— Work required —
Reprint every line of the data, keeping each character intact.

[[ The data, beginning ]]

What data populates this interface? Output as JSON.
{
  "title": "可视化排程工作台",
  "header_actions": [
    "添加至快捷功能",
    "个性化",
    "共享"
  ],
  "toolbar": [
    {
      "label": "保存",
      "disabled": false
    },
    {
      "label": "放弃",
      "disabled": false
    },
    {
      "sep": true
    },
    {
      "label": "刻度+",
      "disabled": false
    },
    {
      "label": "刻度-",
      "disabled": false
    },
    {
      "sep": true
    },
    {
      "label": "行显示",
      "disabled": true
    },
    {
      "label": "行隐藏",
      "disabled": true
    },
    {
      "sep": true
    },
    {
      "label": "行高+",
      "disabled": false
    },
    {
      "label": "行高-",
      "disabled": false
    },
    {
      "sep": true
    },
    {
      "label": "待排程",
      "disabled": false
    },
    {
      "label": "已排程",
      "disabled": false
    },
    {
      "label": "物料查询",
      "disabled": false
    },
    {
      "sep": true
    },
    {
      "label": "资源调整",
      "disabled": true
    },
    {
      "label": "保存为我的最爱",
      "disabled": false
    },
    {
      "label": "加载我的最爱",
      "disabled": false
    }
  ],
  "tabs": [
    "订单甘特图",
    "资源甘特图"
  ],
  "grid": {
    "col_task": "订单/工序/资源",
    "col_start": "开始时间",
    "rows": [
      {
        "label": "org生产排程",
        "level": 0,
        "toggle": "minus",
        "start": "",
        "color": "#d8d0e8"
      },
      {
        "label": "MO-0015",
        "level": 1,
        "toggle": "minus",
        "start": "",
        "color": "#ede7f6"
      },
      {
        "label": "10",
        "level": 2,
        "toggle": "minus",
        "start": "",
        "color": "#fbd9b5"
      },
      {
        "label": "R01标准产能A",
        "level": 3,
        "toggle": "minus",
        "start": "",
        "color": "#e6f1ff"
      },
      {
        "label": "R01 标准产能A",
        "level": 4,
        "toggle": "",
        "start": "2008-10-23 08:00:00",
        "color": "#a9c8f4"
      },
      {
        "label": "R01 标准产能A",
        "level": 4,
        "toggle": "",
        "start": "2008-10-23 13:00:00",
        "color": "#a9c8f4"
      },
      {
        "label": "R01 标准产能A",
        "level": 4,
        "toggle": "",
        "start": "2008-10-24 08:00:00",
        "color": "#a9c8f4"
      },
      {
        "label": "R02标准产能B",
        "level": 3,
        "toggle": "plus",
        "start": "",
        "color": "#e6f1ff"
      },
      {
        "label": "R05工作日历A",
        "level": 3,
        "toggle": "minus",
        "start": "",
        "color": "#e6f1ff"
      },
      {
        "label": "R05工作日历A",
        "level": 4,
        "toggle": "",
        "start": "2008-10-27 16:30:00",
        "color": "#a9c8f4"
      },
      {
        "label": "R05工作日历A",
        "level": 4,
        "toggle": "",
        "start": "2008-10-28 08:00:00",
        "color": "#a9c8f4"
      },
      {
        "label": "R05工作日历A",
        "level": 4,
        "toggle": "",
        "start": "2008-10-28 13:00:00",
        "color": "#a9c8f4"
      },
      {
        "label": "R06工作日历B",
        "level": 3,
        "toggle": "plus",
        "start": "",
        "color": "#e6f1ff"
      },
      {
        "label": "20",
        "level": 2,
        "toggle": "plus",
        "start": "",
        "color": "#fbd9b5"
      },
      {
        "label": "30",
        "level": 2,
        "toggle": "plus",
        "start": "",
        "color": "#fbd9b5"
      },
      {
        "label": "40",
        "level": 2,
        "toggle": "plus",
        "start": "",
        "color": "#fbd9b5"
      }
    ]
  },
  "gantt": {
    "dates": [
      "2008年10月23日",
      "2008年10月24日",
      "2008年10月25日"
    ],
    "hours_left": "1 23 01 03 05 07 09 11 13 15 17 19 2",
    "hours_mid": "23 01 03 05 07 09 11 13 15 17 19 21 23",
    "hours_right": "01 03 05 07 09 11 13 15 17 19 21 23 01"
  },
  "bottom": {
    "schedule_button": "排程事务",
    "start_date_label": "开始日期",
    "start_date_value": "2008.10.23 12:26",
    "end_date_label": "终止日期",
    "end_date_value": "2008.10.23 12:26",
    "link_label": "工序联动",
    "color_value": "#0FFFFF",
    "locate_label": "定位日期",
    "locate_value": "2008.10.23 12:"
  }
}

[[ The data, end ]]

— Answer area —
What data populates this interface? Output as JSON.
{
  "title": "可视化排程工作台",
  "header_actions": [
    "添加至快捷功能",
    "个性化",
    "共享"
  ],
  "toolbar": [
    {
      "label": "保存",
      "disabled": false
    },
    {
      "label": "放弃",
      "disabled": false
    },
    {
      "sep": true
    },
    {
      "label": "刻度+",
      "disabled": false
    },
    {
      "label": "刻度-",
      "disabled": false
    },
    {
      "sep": true
    },
    {
      "label": "行显示",
      "disabled": true
    },
    {
      "label": "行隐藏",
      "disabled": true
    },
    {
      "sep": true
    },
    {
      "label": "行高+",
      "disabled": false
    },
    {
      "label": "行高-",
      "disabled": false
    },
    {
      "sep": true
    },
    {
      "label": "待排程",
      "disabled": false
    },
    {
      "label": "已排程",
      "disabled": false
    },
    {
      "label": "物料查询",
      "disabled": false
    },
    {
      "sep": true
    },
    {
      "label": "资源调整",
      "disabled": true
    },
    {
      "label": "保存为我的最爱",
      "disabled": false
    },
    {
      "label": "加载我的最爱",
      "disabled": false
    }
  ],
  "tabs": [
    "订单甘特图",
    "资源甘特图"
  ],
  "grid": {
    "col_task": "订单/工序/资源",
    "col_start": "开始时间",
    "rows": [
      {
        "label": "org生产排程",
        "level": 0,
        "toggle": "minus",
        "start": "",
        "color": "#d8d0e8"
      },
      {
        "label": "MO-0015",
        "level": 1,
        "toggle": "minus",
        "start": "",
        "color": "#ede7f6"
      },
      {
        "label": "10",
        "level": 2,
        "toggle": "minus",
        "start": "",
        "color": "#fbd9b5"
      },
      {
        "label": "R01标准产能A",
        "level": 3,
        "toggle": "minus",
        "start": "",
        "color": "#e6f1ff"
      },
      {
        "label": "R01 标准产能A",
        "level": 4,
        "toggle": "",
        "start": "2008-10-23 08:00:00",
        "color": "#a9c8f4"
      },
      {
        "label": "R01 标准产能A",
        "level": 4,
        "toggle": "",
        "start": "2008-10-23 13:00:00",
        "color": "#a9c8f4"
      },
      {
        "label": "R01 标准产能A",
        "level": 4,
        "toggle": "",
        "start": "2008-10-24 08:00:00",
        "color": "#a9c8f4"
      },
      {
        "label": "R02标准产能B",
        "level": 3,
        "toggle": "plus",
        "start": "",
        "color": "#e6f1ff"
      },
      {
        "label": "R05工作日历A",
        "level": 3,
        "toggle": "minus",
        "start": "",
        "color": "#e6f1ff"
      },
      {
        "label": "R05工作日历A",
        "level": 4,
        "toggle": "",
        "start": "2008-10-27 16:30:00",
        "color": "#a9c8f4"
      },
      {
        "label": "R05工作日历A",
        "level": 4,
        "toggle": "",
        "start": "2008-10-28 08:00:00",
        "color": "#a9c8f4"
      },
      {
        "label": "R05工作日历A",
        "level": 4,
        "toggle": "",
        "start": "2008-10-28 13:00:00",
        "color": "#a9c8f4"
      },
      {
        "label": "R06工作日历B",
        "level": 3,
        "toggle": "plus",
        "start": "",
        "color": "#e6f1ff"
      },
      {
        "label": "20",
        "level": 2,
        "toggle": "plus",
        "start": "",
        "color": "#fbd9b5"
      },
      {
        "label": "30",
        "level": 2,
        "toggle": "plus",
        "start": "",
        "color": "#fbd9b5"
      },
      {
        "label": "40",
        "level": 2,
        "toggle": "plus",
        "start": "",
        "color": "#fbd9b5"
      }
    ]
  },
  "gantt": {
    "dates": [
      "2008年10月23日",
      "2008年10月24日",
      "2008年10月25日"
    ],
    "hours_left": "1 23 01 03 05 07 09 11 13 15 17 19 2",
    "hours_mid": "23 01 03 05 07 09 11 13 15 17 19 21 23",
    "hours_right": "01 03 05 07 09 11 13 15 17 19 21 23 01"
  },
  "bottom": {
    "schedule_button": "排程事务",
    "start_date_label": "开始日期",
    "start_date_value": "2008.10.23 12:26",
    "end_date_label": "终止日期",
    "end_date_value": "2008.10.23 12:26",
    "link_label": "工序联动",
    "color_value": "#0FFFFF",
    "locate_label": "定位日期",
    "locate_value": "2008.10.23 12:"
  }
}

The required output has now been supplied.